Wicker believes that Bedoya’s support of this act would negatively affect businesses and consumers across the country, making the appointment of Bedoya to the FTC risky. This analysis shows why Senator Wicker does not support Bedoya for the Federal Trade Commission.
Summary of Arguments
Senator Roger Wicker (R-MS) has expressed opposition to the Senate confirmation of President Barack Obama’s nominee for the Federal Trade Commission (FTC), Alvaro M. Bedoya. Senator Wicker cites several concerns with Mr. Bedoya’s record and qualifications, financial disclosure statements, and nomination process to support his opposition.
Specifically, Senator Wicker objects to Mr. Bedoya’s role heading a former government agency which oversaw telecom deregulation efforts, citing regulators’ failure to anticipate the competitive abuses that ensued as one reason for concern. He also questions that Mr. Bedoya has provided few substantive policy answers about privacy and competition issues in response to questions from the Senate Committee on Commerce, Science, and Transportation – issues which will be among those which the FTC oversees as it regulates business policies across multiple industries.
In addition, Senator Wicker raises concerns about inaccurate or incomplete information in Mr. Bedoya’s financial disclosure forms; he contends that some items were misinterpreted or left out altogether, making it difficult for Senators to properly assess his possible conflicts of interest when considering whether or not he should serve on the Commission responsible for competitive neutrality amongst businesses. Finally, Senator Wicker expresses disappointment with President Obama’s opaque nomination process: no public announcement of Mr. Bedoya’s nomination was made before its submission to Congress for confirmation – only private appearances before various committees inquiring about it after the fact.
Implications of Wicker’s Opposition
Senator Roger Wicker (R-MS) has recently spoken out against President Joe Biden’s nomination of Alvaro M. Bedoya for a Federal Trade Commission (FTC) seat.
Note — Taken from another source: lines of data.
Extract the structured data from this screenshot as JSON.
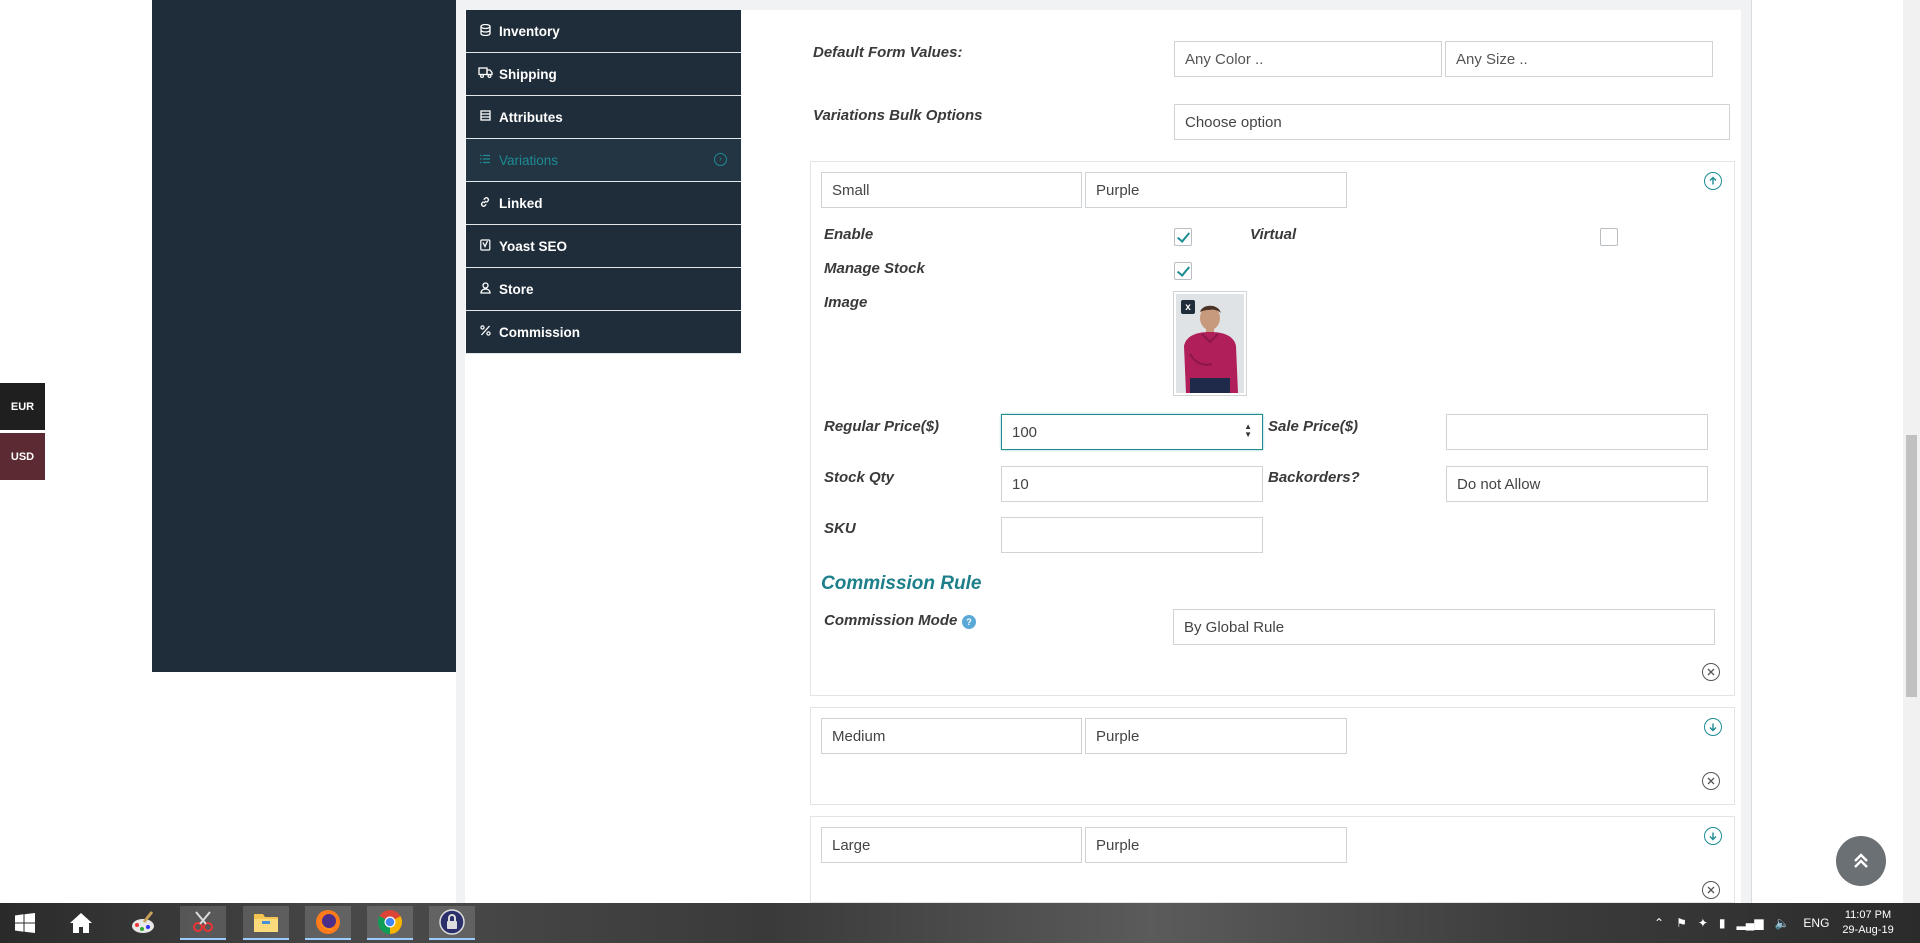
{
  "tabs": [
    {
      "label": "Inventory",
      "icon": "database-icon"
    },
    {
      "label": "Shipping",
      "icon": "truck-icon"
    },
    {
      "label": "Attributes",
      "icon": "server-icon"
    },
    {
      "label": "Variations",
      "icon": "list-icon",
      "active": true
    },
    {
      "label": "Linked",
      "icon": "link-icon"
    },
    {
      "label": "Yoast SEO",
      "icon": "yoast-icon"
    },
    {
      "label": "Store",
      "icon": "user-icon"
    },
    {
      "label": "Commission",
      "icon": "percent-icon"
    }
  ],
  "form": {
    "default_values_label": "Default Form Values:",
    "color_select": "Any Color ..",
    "size_select": "Any Size ..",
    "bulk_label": "Variations Bulk Options",
    "bulk_select": "Choose option"
  },
  "variation1": {
    "size": "Small",
    "color": "Purple",
    "enable_label": "Enable",
    "virtual_label": "Virtual",
    "manage_stock_label": "Manage Stock",
    "image_label": "Image",
    "image_remove": "x",
    "regular_price_label": "Regular Price($)",
    "regular_price": "100",
    "sale_price_label": "Sale Price($)",
    "sale_price": "",
    "stock_qty_label": "Stock Qty",
    "stock_qty": "10",
    "backorders_label": "Backorders?",
    "backorders": "Do not Allow",
    "sku_label": "SKU",
    "sku": "",
    "commission_title": "Commission Rule",
    "commission_mode_label": "Commission Mode",
    "commission_mode": "By Global Rule"
  },
  "variation2": {
    "size": "Medium",
    "color": "Purple"
  },
  "variation3": {
    "size": "Large",
    "color": "Purple"
  },
  "currency": {
    "eur": "EUR",
    "usd": "USD"
  },
  "taskbar": {
    "language": "ENG",
    "time": "11:07 PM",
    "date": "29-Aug-19"
  },
  "colors": {
    "sidebar": "#1f2d3a",
    "accent": "#1d8c93",
    "usd": "#5b2a32",
    "eur": "#1f1f1f"
  }
}
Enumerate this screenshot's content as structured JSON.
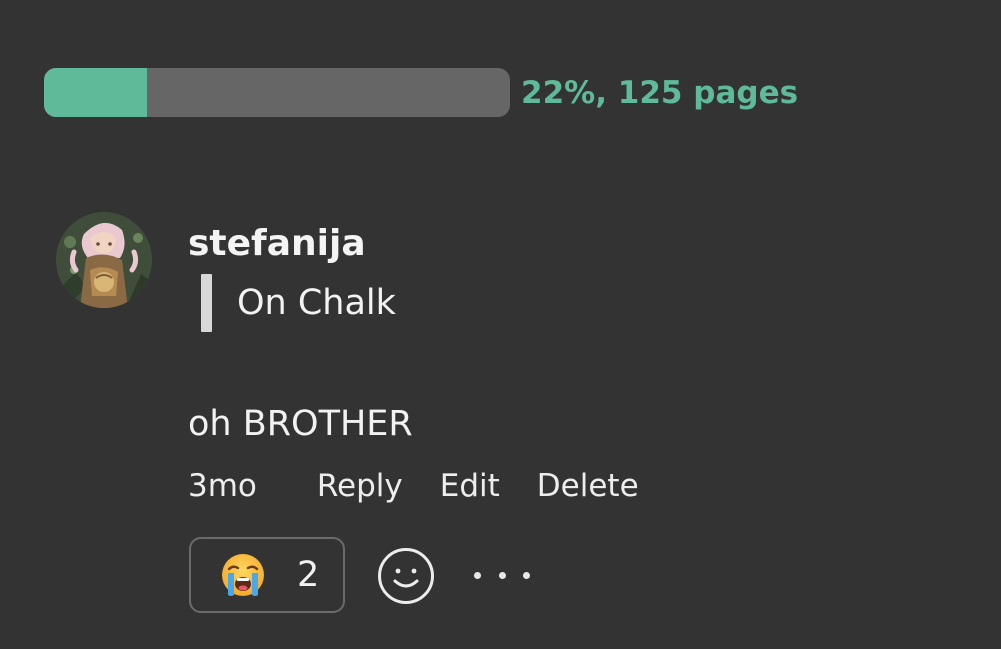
{
  "progress": {
    "percent": 22,
    "label": "22%, 125 pages",
    "fill_color": "#5fba99",
    "track_color": "#666666"
  },
  "comment": {
    "avatar_icon": "user-avatar-illustration",
    "username": "stefanija",
    "quote": "On Chalk",
    "body": "oh BROTHER",
    "time": "3mo",
    "actions": {
      "reply": "Reply",
      "edit": "Edit",
      "delete": "Delete"
    },
    "reaction": {
      "emoji_icon": "loudly-crying-face-icon",
      "count": "2"
    },
    "add_reaction_icon": "smiley-face-icon",
    "more_icon": "more-options-icon"
  },
  "colors": {
    "background": "#333333",
    "accent": "#5fba99",
    "text": "#f2f2f2"
  }
}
Bedoya is an experienced civil rights attorney, advocate for immigration justice, and the founding executive director of the Center on Privacy and Technology at Georgetown Law. Despite his extensive qualifications, Wicker has been outspoken in his opposition of Bedoya due to his past lack of upper-level administrative experience and accusations from Republicans that his past affiliations pose potential conflicts of interest.
Through expressing opposition to Bedoya as a nominee for the FTC, Senator Wicker raises several implications about the Republican party’s agenda for this particular appointment. Notably, Senator Wicker has stated that he wishes to see more conservatism within this appointment— potentially diverging from traditional human rights agendas and policies concerning immigration. Furthermore, those who oppose Bedoya may feel that Conservative principles should be prioritized over Progressive ideals regarding the administration’s mission to protect consumers in fighting frauds and scams.
In opposition to Bedoya, they suggest that instead they should fill the seat with someone more in line with their more conservative beliefs.
In conclusion, Wicker’s outspoken opposition of Alvaro M.Bedoya implies quite clearly that he desires an FTC appointee who will prioritize conservative interests over progressive or liberal ones within their duties; however it does not necessarily signify agreement among all GOP members on their views regarding this topic or other matters relating to consumer protection law in general . Regardless of its implications within any particular party’s policy agenda or overall beliefs, all FTC appointees must be capable of fully following through on their responsibilities by protecting US consumers from frauds and scams according to all relevant laws.